Another species has, similarly, wreaked havoc.

Lake Victoria, named after the Queen Victoria, borders Tanzania, Uganda and Kenya. It is the second largest fresh water lake after Lake Superior of North America. Most locals living near the shores of this great lake earn their living from fish.

In order to boost the fishing industry, the British introduced Nile Perch, one of the largest fresh water fishes into Lake Victoria.

In tracing its origins, one gets to know that it is actually a native of one of the Great Rift Valley lakes of Africa, known as Lake Albert. British marine biologists had introduced the Nile Perch in Uganda before taking it to Lake Victoria in 1950, an experiment with disastrous consequences.

Never in their dreams had they thought that it would spell doomsday for hundreds of other fish species. The Nile Perch is a fierce predator that dominates its surroundings. The introduction of this species caused hundreds of native cichlids

(about 200 to be precise) to go extinct.

While the fry (in their juvenile form) consumes a lot of shrimps, snails and insects, adult Nile Perch prey on other fish and can turn into cannibals, consuming members of the same community. Introduced with a view to alleviate the economy of the fishermen, it did not serve the purpose for a long period.

Next comes another species, a native of South America – the water hyacinth – a free floating plant, with a large leafy area that was introduced by the British as an ornamental aquatic plant. Commonly found in innumerable ponds and water bodies of Bengal, they are a real menace.

Given their penchant to grow very fast, they may cover huge water bodies within a short time, where they help in dissolving oxygen, an act that can lead to loss of aquatic life, in particular, fish. In this context, it has been aptly referred to as the “Terror of Bengal”.
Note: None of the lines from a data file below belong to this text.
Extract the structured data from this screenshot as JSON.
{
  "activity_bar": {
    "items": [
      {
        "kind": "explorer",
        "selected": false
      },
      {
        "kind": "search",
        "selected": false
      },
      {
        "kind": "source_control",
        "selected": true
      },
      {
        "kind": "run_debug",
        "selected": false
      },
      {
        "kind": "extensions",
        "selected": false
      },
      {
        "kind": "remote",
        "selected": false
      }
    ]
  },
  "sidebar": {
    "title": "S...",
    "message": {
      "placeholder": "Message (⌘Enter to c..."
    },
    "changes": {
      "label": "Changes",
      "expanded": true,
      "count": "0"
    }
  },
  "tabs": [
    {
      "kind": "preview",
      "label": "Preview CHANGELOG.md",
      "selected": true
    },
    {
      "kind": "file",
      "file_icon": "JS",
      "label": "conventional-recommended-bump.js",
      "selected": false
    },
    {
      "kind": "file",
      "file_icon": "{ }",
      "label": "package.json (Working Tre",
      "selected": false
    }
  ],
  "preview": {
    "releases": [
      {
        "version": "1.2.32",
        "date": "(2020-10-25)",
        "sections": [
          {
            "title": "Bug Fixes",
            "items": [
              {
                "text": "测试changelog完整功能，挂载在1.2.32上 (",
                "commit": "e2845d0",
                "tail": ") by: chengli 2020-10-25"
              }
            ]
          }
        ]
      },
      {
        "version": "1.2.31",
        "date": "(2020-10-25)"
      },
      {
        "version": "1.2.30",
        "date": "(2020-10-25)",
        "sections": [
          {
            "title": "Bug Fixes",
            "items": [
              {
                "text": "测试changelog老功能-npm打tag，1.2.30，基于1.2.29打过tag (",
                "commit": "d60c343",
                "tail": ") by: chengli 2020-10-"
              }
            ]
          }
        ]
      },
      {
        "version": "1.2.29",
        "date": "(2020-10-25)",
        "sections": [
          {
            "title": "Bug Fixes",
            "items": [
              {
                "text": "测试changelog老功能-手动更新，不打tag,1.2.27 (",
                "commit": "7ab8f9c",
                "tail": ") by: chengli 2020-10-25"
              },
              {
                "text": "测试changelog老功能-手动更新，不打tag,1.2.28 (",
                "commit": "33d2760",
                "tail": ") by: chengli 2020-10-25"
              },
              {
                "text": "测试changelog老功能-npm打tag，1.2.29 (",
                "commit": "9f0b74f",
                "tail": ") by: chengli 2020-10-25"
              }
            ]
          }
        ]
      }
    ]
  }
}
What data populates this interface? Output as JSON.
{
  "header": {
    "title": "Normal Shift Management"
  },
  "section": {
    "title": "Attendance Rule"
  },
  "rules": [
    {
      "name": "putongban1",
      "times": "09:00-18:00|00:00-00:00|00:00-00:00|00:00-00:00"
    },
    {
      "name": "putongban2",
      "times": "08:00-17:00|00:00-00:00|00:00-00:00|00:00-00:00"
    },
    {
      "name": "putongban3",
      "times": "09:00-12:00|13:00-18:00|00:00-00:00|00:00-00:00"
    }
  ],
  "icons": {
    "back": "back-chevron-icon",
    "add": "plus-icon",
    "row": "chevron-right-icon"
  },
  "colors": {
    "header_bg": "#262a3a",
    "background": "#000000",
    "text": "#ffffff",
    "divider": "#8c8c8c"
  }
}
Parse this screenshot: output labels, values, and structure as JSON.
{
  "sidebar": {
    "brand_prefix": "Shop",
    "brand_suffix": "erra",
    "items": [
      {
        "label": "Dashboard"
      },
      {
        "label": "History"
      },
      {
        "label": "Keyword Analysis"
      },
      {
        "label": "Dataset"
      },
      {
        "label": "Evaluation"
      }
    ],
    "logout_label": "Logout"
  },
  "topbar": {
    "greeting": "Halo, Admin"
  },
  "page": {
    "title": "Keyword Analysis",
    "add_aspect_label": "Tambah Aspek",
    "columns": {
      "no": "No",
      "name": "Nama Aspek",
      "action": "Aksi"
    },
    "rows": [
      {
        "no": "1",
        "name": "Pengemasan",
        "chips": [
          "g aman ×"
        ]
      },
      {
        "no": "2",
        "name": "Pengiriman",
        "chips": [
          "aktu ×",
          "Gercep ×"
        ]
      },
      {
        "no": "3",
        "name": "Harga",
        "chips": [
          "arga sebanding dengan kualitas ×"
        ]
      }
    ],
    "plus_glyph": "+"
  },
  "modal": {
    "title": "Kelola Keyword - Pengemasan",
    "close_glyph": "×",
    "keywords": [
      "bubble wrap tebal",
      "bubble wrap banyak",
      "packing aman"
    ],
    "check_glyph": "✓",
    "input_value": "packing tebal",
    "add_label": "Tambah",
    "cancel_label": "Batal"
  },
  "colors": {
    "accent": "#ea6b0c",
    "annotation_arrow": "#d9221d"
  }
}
A large waterbody near Kolkata, Santragachi Jheel, attracts different flying visitors from Siberia every winter. In the recent past, however, a decline in the number of our special guests has been observed. Often, they fly nonstop to reach waterbodies like Santragachi Jheel for nesting and breeding. Unchecked, the growth of water hyacinth poses a serious problem for the winged travellers.

Thanks to the participation of the local NGOs and residents, aquatic environment has been made suitable for the visitors. They worked hand in hand to clear the thick mat of water hyacinth. Reports show an appreciable increase in the number of birds in the recent past, where they have visited the waterbody.

In many parts of the country, water hyacinth forms a very thick impenetrable mat that may clog the water body, making fishing, boating and other activities almost impossible. This, in turn, may lead to a tremendous loss of biodiversity as it outcompetes other aquatic species.

Though scores of such invasive species have been introduced in India, not all of them are healthy from the ecological perspective. It may very well be said that though introduced with good intentions, exotic species were not always favourable to a new environment.

(The author is former Head, Department of Geography, St.Edmund’s College)